I can't wait to watch him explain all this nonsense. I'm sure it will be some stunningly good victory for good government. Um, yeah.

Jill said...

Red - That's precisely the problem, though: "explain all this nonsense."

Nonsense is hard to explain in the first place - that's why it's called nonsense in the first place. I've read this stuff over and over and I have to tell you, no pun intended, on its face and in its implications (which aren't at all clear), the TEL is very hard to understand.

Does anyone - the ODP, Strickland, anyone else - have a clear, concise, layman's version of what it says and what it means - both objectively as well as from partisan perspectives (i.e., why X types would like it, why Y types won't)? Because that's what I feel like I need right now. That Blackwell promoted it is enough to make me not want it, of course. But if I want to explain to others why it's a problem in all forms, I need to understand it better.

Kyle said...

I took budgeting in the MPA program at The University of Akron this past semester. I asked my professor, who is the budget director for a county in NE Ohio, about what effect TEL would have on his job. He told me that in short, TEL will take budgetary power away from local governments and concentrate it in the governor's mansion. TEL will cap spending at 6%, but the governor has the power to grant exceptions. I don't know the details of how that works because I've been too busy to investigate, but I thought I would share that.

boringmadedull said...

Are you saying that Taft isn't a demcratic incumbent? Who knew?

redhorse said...

Jill: I wanted Blackwell to explain this to people. Specfically, why it was so important, yet not enough to really fight for it, even though he ripped Petro for not having strength in his convictions.

Each time TEL re-emerges as a campaign issue, I want Blackwell to tap dance all over that, and have Strickland there to point out the TEL flip-flop.

BMD, that's what Blackwell's been telling us!

Kyle, that's precisely how I understand it. And that's a good tack for Strickland to take: he wants to take away your local government's ability to manage itself. Few people want to lose local control like that.

Kyle said...

Red,

I agree. Something like "Ken Blackwell is really the candidate of big state government. We all know how that has worked the past 8 years."

Anonymous said...

I ended up here from the Carnival link to your site.

"I've read this stuff over and over and I have to tell you, no pun intended, on its face and in its implications (which aren't at all clear), the TEL is very hard to understand."

Yep, the Blackwell and Buckeye Institute TEL was very hard to understand. The version drafted by B/BI was like 2007['s Comprehensive Immigration reform: too many things in one amendment. Once folks got hold of the text, even us supporters of the TABOR concept had to bail on B/BI TEL Amendment.

A core problem in B/BI TEL was simply these few words: It capped State AND LOCAL expenditures.

The result would have been what Kyle said: "He told me that in short, TEL will take budgetary power away from local governments and concentrate it in the governor's mansion." The TEL paragraphs explained local taxes going up to the state and the locals having to get it back.

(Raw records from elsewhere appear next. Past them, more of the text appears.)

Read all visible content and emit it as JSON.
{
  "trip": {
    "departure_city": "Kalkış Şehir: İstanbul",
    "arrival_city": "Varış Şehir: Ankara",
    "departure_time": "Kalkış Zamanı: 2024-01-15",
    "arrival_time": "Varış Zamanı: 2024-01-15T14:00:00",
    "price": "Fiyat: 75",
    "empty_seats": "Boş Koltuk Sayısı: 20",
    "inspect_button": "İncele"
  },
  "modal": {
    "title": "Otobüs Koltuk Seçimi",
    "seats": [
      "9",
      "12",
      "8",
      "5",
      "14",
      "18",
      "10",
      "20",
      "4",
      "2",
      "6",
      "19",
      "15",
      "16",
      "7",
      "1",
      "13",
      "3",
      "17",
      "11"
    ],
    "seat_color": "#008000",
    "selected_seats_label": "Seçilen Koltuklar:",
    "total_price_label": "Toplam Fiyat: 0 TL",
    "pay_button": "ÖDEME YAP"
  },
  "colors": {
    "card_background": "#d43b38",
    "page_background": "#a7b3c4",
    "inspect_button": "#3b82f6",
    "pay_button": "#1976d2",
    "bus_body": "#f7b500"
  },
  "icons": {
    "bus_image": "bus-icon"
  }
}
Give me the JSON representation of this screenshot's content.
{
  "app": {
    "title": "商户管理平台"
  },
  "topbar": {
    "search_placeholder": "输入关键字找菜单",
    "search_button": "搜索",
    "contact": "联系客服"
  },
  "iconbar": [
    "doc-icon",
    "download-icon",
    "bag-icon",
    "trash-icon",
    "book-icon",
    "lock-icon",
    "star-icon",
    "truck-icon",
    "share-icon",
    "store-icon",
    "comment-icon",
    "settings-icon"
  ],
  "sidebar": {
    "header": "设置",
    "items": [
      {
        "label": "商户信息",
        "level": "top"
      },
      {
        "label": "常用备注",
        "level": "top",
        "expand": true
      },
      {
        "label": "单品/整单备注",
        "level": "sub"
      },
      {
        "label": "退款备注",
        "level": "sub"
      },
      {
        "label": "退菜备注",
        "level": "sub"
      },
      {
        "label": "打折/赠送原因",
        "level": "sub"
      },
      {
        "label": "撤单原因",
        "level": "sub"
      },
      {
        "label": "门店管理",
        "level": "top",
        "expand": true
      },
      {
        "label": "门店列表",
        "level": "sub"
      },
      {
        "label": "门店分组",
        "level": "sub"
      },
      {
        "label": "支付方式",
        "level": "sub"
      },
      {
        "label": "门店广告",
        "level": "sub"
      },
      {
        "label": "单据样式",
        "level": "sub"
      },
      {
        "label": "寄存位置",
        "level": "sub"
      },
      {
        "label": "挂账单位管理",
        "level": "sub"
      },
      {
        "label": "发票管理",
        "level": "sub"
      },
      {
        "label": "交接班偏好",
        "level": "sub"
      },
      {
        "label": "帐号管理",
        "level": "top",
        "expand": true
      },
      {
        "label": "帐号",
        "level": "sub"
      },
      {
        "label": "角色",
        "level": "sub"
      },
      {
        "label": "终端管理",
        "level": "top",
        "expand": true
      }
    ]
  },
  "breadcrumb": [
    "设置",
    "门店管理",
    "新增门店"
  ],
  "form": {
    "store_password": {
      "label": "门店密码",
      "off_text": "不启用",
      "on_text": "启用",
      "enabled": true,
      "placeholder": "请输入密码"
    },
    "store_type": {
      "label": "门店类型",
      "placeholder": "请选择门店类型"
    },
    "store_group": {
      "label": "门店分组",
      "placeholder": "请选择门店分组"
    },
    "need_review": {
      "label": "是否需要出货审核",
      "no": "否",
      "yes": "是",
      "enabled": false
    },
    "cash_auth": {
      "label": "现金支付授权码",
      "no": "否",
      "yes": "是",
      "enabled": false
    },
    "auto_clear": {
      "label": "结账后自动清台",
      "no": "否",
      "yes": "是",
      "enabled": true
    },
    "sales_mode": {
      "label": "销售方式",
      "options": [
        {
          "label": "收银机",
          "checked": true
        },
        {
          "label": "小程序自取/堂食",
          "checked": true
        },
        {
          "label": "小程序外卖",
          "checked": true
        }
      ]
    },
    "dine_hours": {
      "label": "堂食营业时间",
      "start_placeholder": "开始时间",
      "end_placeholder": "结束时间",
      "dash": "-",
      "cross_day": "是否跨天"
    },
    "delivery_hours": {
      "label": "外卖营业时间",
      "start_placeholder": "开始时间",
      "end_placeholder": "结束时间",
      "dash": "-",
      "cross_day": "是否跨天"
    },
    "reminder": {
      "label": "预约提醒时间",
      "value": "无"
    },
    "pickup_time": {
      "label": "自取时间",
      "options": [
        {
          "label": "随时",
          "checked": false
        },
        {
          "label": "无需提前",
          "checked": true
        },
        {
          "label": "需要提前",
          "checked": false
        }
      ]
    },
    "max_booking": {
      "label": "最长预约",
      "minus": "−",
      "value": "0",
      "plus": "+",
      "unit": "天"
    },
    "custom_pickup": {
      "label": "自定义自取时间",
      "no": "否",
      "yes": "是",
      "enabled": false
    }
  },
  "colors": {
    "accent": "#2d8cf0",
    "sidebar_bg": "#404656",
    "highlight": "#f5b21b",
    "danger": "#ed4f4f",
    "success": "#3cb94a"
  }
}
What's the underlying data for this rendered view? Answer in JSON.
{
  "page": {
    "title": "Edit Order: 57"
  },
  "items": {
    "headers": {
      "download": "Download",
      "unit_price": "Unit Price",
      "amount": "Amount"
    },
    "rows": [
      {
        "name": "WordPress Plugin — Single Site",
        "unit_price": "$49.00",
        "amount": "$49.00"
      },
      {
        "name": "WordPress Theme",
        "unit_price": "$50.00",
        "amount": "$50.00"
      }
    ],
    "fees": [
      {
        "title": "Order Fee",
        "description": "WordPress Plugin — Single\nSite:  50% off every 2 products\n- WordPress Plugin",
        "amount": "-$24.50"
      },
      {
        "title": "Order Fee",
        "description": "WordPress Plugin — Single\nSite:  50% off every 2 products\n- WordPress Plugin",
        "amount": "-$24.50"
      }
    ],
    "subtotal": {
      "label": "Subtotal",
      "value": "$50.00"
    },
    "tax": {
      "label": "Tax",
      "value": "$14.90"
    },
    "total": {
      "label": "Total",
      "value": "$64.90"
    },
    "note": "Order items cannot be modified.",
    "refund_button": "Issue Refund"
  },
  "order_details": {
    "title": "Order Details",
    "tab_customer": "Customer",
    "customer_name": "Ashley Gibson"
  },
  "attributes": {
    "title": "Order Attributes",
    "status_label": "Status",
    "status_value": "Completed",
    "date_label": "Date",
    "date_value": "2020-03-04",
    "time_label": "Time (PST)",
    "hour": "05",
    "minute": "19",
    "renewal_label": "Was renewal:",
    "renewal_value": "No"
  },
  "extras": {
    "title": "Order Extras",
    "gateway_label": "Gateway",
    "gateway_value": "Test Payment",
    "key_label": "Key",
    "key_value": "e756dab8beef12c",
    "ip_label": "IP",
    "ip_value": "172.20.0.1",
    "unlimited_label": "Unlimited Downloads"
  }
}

The BabyTEL got it right: limits ONLY STATE expenditure increases.

Similarly, TABOR only applies to State expenditures. If TABOR was so terrible, Coloradoans would have kill it entireley. Instead, they only took a 5-year break from it. The baseline for the TABOR calculation is floating temporarily, and a new baseline will be used at the end of the 5 years to limit future annual expenditure increases.

Pho, my compliments on your coverage. You wrote up Blackwell's political handling of the TEL better than any I've yet read. (As above shows, I like to focus on the text-to-policy parts rather than the political maneuvering.)
IMHO, BabyTEL is actually easy to explain; much easier than B/BI TEL. Blackwell lost the general campaign (well, my vote at least. I skipped voting in that race.) because Blackwell never made an effort to defend BabyTEL, aka Legis-TEL.

C